Data extracted from a collection:
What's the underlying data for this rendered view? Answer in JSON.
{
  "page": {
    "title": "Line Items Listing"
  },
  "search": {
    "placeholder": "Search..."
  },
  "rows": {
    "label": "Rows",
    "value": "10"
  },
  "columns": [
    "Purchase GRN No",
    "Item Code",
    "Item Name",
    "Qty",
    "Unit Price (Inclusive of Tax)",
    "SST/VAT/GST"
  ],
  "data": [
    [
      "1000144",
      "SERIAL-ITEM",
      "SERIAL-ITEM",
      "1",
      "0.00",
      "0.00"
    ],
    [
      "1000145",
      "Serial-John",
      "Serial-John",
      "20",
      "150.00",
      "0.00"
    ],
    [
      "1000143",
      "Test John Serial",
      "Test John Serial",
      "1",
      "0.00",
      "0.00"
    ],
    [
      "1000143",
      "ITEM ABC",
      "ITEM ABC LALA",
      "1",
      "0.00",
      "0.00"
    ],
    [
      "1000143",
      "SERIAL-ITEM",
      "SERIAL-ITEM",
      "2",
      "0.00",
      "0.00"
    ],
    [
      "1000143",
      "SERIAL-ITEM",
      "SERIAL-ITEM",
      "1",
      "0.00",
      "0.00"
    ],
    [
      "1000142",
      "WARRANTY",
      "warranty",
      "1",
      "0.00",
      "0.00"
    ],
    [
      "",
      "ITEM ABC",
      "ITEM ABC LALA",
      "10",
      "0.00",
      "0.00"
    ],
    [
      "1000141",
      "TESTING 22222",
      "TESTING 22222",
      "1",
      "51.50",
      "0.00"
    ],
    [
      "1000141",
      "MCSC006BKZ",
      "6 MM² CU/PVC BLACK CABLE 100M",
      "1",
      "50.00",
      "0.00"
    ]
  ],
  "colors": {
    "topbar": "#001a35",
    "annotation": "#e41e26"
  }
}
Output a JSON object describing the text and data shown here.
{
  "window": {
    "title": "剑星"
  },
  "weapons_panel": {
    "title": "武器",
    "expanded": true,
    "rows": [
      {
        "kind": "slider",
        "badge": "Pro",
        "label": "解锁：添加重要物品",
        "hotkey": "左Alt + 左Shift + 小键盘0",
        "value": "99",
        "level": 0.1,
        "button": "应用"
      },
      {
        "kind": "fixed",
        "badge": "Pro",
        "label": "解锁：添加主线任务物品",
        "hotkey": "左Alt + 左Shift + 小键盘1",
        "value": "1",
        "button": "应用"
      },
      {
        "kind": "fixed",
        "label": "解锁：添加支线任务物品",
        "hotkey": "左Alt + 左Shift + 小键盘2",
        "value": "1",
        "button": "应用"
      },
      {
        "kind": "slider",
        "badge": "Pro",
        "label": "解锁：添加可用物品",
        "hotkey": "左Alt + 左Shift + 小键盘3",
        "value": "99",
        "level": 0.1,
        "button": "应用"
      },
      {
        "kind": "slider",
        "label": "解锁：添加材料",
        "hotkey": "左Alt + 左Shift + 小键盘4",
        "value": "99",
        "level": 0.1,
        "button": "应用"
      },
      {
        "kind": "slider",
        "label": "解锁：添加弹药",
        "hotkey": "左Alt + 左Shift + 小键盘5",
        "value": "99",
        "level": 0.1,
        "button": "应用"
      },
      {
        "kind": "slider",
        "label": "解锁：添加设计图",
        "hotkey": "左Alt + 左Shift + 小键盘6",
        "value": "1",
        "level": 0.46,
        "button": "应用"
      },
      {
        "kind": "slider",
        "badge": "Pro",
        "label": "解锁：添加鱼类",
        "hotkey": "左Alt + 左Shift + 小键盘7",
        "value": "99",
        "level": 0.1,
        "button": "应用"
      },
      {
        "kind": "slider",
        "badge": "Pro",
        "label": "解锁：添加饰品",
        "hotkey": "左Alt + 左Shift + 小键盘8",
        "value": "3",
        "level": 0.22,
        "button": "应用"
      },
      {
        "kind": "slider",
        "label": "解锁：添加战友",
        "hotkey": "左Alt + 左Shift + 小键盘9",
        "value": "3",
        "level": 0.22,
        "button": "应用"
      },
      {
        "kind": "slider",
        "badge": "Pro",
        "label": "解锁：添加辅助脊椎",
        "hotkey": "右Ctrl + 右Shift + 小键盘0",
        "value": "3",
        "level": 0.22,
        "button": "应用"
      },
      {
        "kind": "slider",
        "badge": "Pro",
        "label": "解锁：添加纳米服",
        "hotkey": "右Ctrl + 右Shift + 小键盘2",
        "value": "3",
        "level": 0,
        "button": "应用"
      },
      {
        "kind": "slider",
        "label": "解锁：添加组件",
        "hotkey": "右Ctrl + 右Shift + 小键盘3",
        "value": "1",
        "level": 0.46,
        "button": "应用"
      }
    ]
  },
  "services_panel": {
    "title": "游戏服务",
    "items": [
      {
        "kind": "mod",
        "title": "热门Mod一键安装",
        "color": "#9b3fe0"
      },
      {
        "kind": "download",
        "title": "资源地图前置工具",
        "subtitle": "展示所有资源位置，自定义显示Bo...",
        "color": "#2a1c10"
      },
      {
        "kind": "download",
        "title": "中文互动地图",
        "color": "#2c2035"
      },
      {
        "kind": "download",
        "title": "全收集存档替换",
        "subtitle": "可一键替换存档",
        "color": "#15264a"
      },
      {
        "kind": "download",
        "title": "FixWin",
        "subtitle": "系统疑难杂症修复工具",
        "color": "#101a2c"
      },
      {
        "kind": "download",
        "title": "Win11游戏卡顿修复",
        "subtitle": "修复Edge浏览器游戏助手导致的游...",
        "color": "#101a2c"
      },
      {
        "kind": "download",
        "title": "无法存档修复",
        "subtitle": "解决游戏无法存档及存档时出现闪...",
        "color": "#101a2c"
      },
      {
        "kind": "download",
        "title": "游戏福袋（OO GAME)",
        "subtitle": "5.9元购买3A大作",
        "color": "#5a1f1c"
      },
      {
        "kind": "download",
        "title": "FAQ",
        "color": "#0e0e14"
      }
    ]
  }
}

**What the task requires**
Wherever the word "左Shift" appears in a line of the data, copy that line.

**Task answer**
        "hotkey": "左Alt + 左Shift + 小键盘0",
        "hotkey": "左Alt + 左Shift + 小键盘1",
        "hotkey": "左Alt + 左Shift + 小键盘2",
        "hotkey": "左Alt + 左Shift + 小键盘3",
        "hotkey": "左Alt + 左Shift + 小键盘4",
        "hotkey": "左Alt + 左Shift + 小键盘5",
        "hotkey": "左Alt + 左Shift + 小键盘6",
        "hotkey": "左Alt + 左Shift + 小键盘7",
        "hotkey": "左Alt + 左Shift + 小键盘8",
        "hotkey": "左Alt + 左Shift + 小键盘9",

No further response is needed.